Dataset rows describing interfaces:
--------------------------------------------------
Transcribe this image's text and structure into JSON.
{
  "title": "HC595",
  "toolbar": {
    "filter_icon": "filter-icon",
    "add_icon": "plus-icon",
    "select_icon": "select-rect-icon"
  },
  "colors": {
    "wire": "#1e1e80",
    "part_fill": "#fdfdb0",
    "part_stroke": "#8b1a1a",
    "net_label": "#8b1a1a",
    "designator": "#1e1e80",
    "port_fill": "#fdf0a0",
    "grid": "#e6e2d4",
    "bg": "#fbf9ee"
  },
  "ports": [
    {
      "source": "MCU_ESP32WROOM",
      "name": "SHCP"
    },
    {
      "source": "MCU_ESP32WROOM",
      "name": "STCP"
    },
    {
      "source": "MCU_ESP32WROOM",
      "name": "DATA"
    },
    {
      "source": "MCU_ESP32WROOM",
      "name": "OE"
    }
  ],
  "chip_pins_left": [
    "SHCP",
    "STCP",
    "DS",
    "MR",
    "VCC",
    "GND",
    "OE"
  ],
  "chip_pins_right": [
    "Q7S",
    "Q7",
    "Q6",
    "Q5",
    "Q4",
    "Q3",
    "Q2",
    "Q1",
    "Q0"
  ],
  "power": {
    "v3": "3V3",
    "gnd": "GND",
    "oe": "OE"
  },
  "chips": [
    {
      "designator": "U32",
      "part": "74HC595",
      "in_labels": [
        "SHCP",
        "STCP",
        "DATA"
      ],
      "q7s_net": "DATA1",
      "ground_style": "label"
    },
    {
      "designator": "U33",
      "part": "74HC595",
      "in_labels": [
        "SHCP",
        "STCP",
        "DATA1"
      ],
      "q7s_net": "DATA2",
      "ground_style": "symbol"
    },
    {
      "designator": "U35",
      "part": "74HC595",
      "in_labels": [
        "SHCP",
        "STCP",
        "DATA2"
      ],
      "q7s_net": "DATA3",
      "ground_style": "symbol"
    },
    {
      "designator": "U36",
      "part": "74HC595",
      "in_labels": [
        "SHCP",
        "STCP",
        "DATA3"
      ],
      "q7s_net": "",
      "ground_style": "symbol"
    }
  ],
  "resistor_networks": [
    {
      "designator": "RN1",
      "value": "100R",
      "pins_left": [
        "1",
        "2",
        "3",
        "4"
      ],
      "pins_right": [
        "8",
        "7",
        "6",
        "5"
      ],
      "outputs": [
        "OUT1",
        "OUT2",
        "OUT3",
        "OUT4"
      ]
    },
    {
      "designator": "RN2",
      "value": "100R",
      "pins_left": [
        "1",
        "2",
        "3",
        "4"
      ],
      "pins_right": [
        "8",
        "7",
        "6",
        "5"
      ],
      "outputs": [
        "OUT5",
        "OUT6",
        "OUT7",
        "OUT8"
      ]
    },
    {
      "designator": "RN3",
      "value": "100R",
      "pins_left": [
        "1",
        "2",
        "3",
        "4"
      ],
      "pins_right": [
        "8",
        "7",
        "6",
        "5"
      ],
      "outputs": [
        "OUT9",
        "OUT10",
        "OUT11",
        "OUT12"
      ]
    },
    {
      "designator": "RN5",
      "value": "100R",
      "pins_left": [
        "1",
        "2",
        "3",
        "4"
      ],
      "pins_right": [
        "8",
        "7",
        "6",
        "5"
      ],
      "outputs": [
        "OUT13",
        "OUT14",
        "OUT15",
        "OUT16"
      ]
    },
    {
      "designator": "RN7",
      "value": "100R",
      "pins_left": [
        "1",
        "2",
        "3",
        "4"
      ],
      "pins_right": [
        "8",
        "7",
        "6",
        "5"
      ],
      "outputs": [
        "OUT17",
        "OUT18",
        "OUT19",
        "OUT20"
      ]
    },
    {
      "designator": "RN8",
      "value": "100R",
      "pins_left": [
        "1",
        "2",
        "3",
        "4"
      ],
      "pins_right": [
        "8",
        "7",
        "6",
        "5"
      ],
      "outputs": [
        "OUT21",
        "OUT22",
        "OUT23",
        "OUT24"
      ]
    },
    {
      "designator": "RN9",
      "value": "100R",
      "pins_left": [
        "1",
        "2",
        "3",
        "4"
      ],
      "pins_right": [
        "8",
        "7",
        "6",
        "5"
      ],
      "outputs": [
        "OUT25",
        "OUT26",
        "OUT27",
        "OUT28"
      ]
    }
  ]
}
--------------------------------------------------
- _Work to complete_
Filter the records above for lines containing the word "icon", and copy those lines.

- _Task answer_
    "filter_icon": "filter-icon",
    "add_icon": "plus-icon",
    "select_icon": "select-rect-icon"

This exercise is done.